**Work request:**
Figure out how many lines of the listing include the string "this"; the reply is only that number.

**Working data:**

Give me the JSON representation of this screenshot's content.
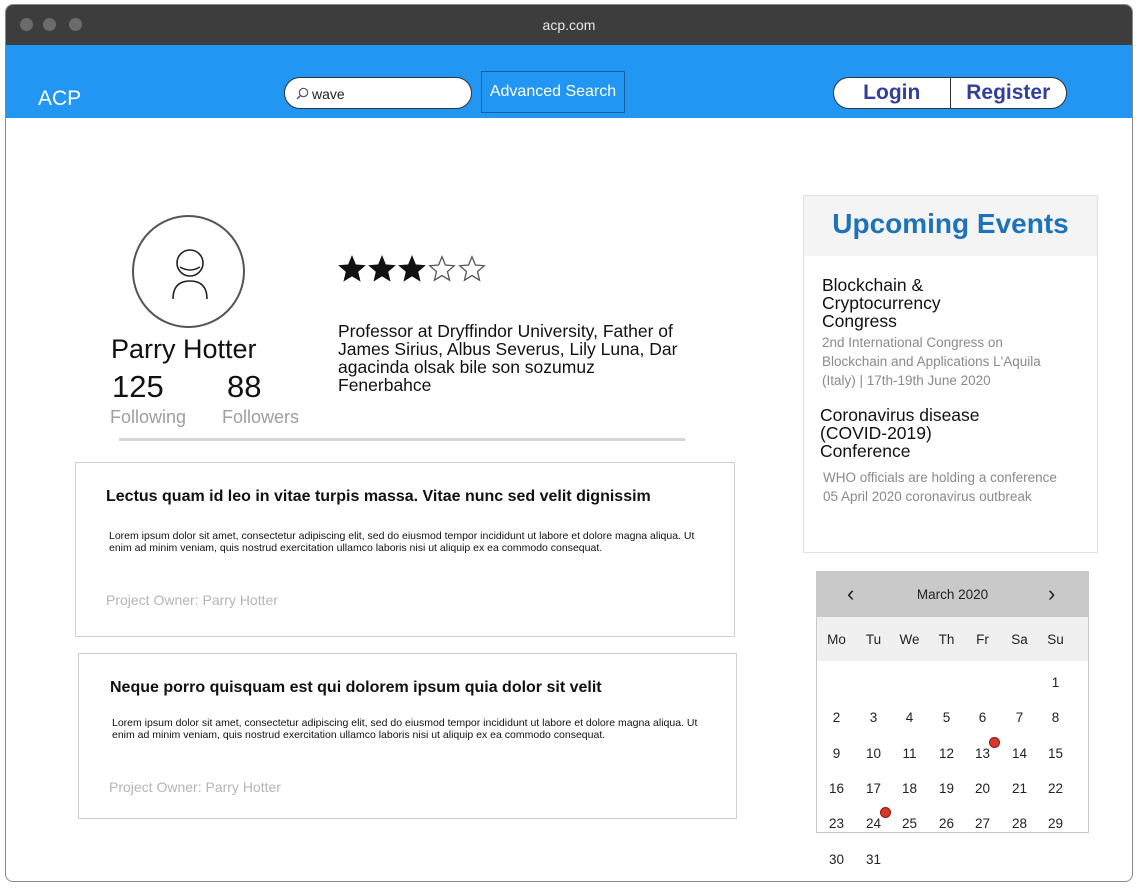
{
  "window": {
    "url": "acp.com"
  },
  "navbar": {
    "brand": "ACP",
    "search_value": "wave",
    "advanced_search_label": "Advanced Search",
    "login_label": "Login",
    "register_label": "Register"
  },
  "profile": {
    "name": "Parry Hotter",
    "following_count": "125",
    "following_label": "Following",
    "followers_count": "88",
    "followers_label": "Followers",
    "rating": 3,
    "rating_max": 5,
    "bio": "Professor at Dryffindor University, Father of James Sirius, Albus Severus, Lily Luna, Dar agacinda olsak bile son sozumuz Fenerbahce"
  },
  "projects": [
    {
      "title": "Lectus quam id leo in vitae turpis massa. Vitae nunc sed velit dignissim",
      "body": "Lorem ipsum dolor sit amet, consectetur adipiscing elit, sed do eiusmod tempor incididunt ut labore et dolore magna aliqua. Ut enim ad minim veniam, quis nostrud exercitation ullamco laboris nisi ut aliquip ex ea commodo consequat.",
      "owner": "Project Owner: Parry Hotter"
    },
    {
      "title": "Neque porro quisquam est qui dolorem ipsum quia dolor sit velit",
      "body": "Lorem ipsum dolor sit amet, consectetur adipiscing elit, sed do eiusmod tempor incididunt ut labore et dolore magna aliqua. Ut enim ad minim veniam, quis nostrud exercitation ullamco laboris nisi ut aliquip ex ea commodo consequat.",
      "owner": "Project Owner: Parry Hotter"
    }
  ],
  "events": {
    "heading": "Upcoming Events",
    "items": [
      {
        "title": "Blockchain & Cryptocurrency Congress",
        "desc": "2nd International Congress on Blockchain and Applications L'Aquila (Italy) | 17th-19th June 2020"
      },
      {
        "title": "Coronavirus disease (COVID-2019) Conference",
        "desc": "WHO officials are holding a conference 05 April 2020 coronavirus outbreak"
      }
    ]
  },
  "calendar": {
    "month": "March 2020",
    "prev_icon": "‹",
    "next_icon": "›",
    "weekdays": [
      "Mo",
      "Tu",
      "We",
      "Th",
      "Fr",
      "Sa",
      "Su"
    ],
    "first_weekday_index": 6,
    "days_in_month": 31,
    "event_days": [
      13,
      24
    ],
    "marker_color": "#d9372b"
  },
  "colors": {
    "navbar": "#2196f3",
    "events_heading": "#1e73b8",
    "auth_text": "#33409a"
  }
}
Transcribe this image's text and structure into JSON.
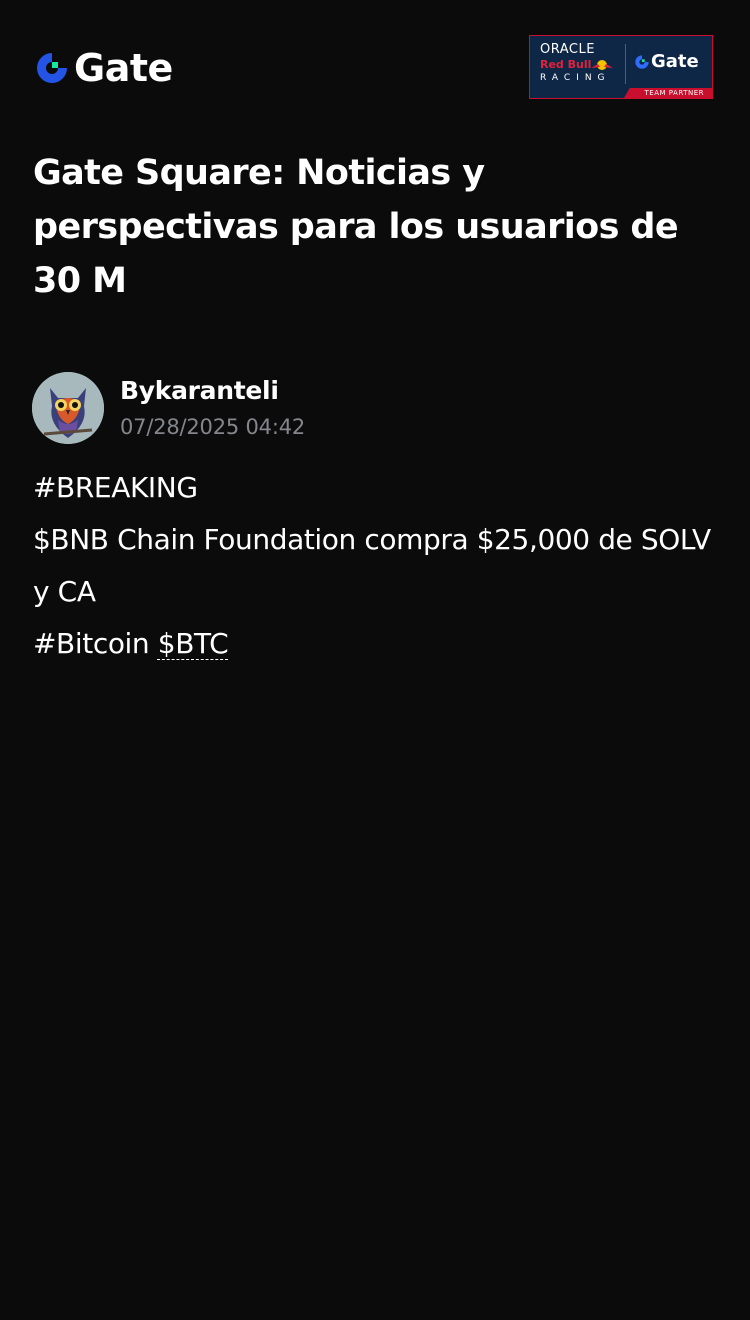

**Response:**
2